▸ **Activity**:
Look through the entries for the string "JSON" and copy every line where it shows up.

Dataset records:
============================================================
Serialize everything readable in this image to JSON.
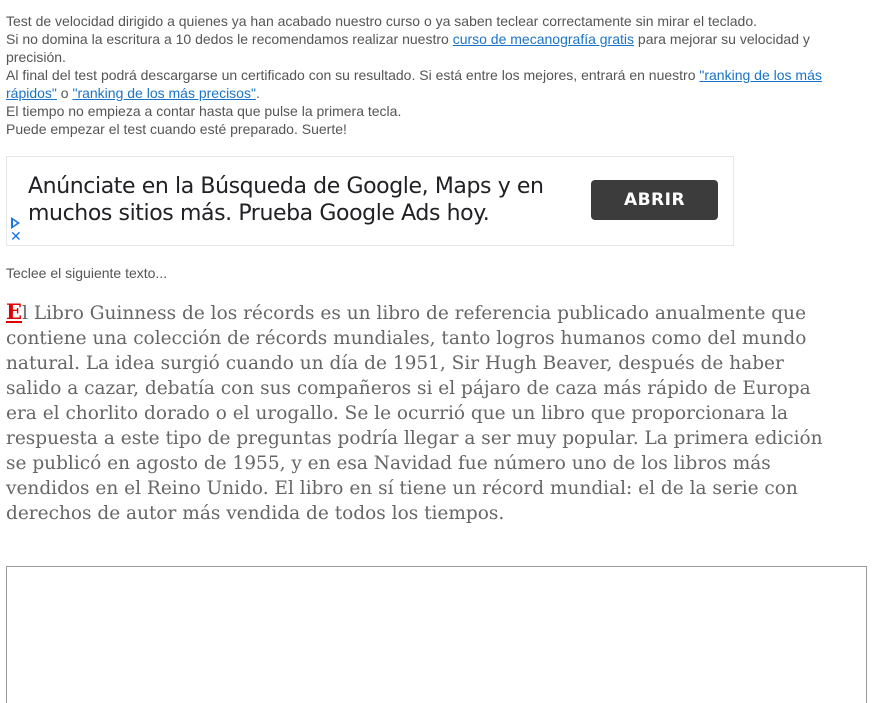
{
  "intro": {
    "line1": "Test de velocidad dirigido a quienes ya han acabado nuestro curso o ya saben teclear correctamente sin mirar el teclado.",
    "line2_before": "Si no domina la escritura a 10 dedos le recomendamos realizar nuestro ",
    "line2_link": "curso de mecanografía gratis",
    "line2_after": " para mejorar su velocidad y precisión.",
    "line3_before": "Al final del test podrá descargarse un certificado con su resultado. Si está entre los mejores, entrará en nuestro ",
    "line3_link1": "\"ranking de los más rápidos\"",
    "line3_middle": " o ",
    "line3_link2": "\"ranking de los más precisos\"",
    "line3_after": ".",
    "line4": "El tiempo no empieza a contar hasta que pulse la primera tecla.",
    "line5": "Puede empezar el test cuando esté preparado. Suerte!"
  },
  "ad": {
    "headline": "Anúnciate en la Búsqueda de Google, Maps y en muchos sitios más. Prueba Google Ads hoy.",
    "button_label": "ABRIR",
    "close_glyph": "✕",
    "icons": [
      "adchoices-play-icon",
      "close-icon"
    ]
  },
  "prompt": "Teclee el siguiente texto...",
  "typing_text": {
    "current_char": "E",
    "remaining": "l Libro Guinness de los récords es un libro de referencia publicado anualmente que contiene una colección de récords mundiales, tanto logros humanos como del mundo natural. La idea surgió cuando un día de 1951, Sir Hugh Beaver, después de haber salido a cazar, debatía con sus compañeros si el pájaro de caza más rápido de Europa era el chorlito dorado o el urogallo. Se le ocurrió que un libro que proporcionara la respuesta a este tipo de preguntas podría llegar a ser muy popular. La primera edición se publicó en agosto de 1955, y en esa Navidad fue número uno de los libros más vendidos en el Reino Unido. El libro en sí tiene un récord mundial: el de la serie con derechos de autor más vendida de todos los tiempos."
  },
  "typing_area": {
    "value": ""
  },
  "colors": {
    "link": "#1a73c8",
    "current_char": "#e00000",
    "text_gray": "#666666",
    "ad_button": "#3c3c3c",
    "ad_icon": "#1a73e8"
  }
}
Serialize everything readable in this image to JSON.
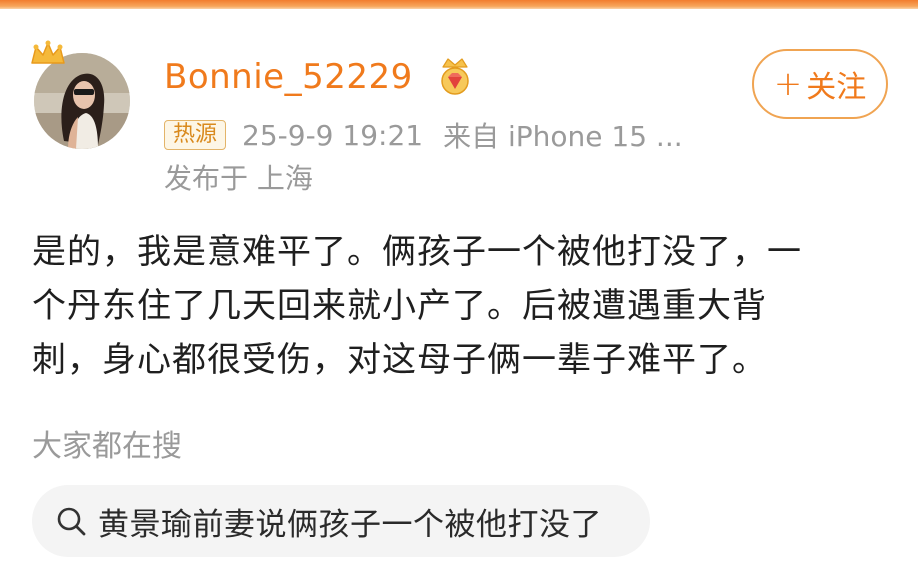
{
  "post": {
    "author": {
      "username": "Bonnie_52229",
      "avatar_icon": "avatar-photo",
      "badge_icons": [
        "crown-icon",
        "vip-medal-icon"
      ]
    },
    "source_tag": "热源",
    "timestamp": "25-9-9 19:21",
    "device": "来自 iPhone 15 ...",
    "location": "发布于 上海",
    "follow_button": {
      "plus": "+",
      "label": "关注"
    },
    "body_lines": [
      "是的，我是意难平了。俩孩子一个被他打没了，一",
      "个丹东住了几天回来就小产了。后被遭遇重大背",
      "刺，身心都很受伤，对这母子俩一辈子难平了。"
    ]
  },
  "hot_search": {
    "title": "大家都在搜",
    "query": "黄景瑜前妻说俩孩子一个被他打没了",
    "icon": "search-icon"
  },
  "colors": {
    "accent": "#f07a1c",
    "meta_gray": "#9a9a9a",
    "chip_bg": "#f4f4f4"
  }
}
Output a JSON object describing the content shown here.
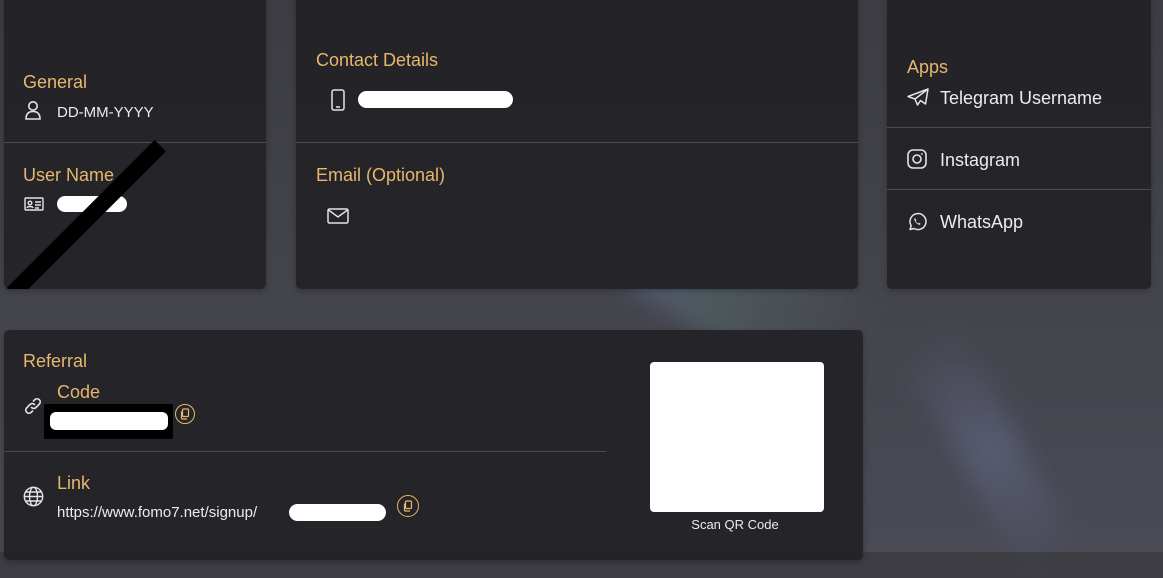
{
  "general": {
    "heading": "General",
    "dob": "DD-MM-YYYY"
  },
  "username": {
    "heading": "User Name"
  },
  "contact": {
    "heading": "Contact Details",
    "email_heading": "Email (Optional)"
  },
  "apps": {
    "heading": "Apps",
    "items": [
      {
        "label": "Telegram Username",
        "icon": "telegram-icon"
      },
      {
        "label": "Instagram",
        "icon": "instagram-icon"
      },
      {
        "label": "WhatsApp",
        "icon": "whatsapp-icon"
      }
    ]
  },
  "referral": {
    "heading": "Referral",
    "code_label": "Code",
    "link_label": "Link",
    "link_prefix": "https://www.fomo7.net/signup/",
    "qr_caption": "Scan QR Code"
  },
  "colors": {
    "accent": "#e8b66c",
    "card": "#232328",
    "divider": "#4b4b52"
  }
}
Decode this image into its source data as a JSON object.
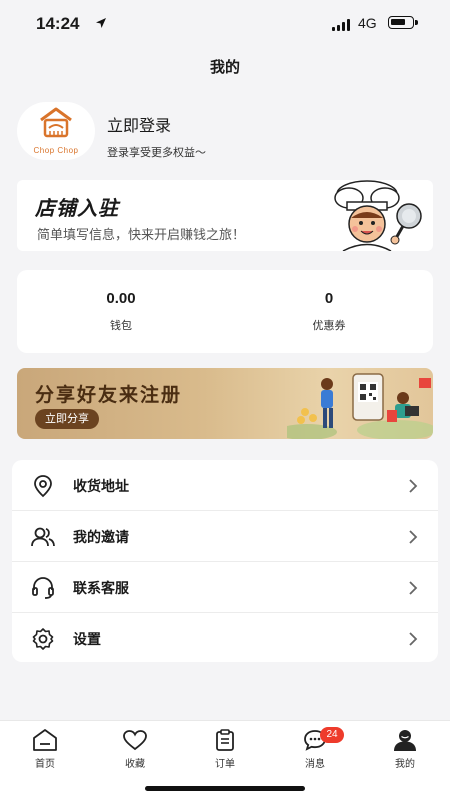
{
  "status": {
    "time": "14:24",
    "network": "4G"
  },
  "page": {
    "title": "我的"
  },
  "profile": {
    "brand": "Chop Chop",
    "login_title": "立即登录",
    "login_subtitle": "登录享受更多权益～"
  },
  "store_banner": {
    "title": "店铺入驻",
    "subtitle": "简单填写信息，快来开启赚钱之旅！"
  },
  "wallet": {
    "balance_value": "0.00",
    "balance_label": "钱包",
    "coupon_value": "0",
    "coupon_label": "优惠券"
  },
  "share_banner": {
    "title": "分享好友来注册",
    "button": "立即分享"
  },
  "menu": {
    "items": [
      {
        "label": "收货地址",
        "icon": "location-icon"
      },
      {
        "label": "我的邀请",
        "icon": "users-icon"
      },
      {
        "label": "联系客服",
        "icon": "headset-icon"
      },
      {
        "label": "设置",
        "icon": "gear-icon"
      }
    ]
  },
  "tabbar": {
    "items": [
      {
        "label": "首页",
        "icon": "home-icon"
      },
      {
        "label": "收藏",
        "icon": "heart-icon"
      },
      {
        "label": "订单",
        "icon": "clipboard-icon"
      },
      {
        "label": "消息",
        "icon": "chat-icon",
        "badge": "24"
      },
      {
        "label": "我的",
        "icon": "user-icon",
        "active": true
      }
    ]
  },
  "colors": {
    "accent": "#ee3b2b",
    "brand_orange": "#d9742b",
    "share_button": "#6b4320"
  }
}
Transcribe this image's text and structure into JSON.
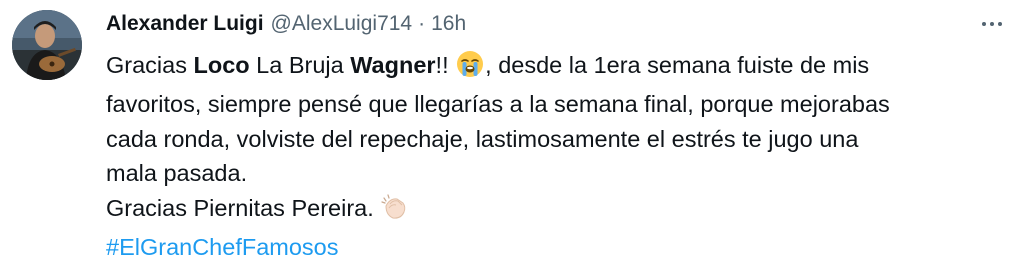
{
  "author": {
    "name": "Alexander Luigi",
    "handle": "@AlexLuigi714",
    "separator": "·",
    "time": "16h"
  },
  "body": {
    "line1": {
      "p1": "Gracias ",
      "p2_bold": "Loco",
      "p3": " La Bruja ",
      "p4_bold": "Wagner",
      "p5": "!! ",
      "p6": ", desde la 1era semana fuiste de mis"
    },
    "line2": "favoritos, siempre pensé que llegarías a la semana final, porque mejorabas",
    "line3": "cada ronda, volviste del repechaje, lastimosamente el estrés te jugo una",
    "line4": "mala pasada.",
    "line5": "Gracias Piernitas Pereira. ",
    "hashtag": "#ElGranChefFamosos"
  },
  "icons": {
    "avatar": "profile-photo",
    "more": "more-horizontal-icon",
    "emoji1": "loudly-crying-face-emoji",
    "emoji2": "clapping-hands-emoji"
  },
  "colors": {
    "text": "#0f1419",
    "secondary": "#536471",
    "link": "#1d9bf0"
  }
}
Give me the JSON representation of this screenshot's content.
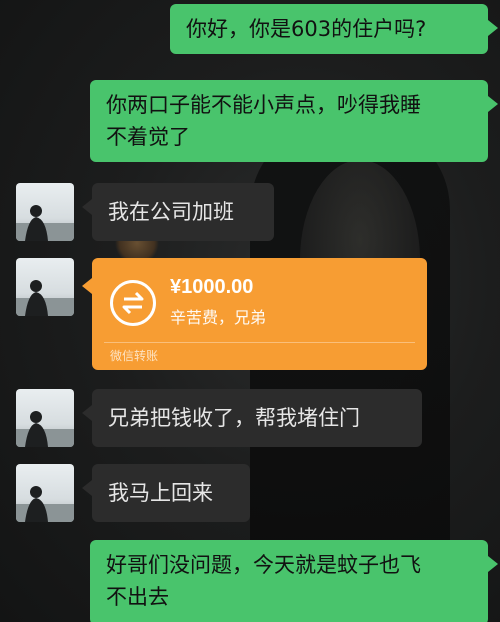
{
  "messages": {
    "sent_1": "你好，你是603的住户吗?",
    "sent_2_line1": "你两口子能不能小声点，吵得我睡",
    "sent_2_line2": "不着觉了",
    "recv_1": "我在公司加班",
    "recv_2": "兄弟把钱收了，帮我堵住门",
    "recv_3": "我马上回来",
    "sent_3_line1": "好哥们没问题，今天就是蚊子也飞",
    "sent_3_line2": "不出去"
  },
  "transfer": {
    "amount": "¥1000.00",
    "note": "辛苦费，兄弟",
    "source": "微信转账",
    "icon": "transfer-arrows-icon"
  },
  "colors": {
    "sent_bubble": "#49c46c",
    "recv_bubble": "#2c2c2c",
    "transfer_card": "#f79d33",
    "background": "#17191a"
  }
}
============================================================
▸ **Result below**:
Serialize everything readable in this image to JSON.
Serialize everything readable in this image to JSON.
Output a JSON object describing the content shown here.
Decode this image into its source data as a JSON object.
Transcribe this image's text and structure into JSON.
Give me the JSON representation of this screenshot's content.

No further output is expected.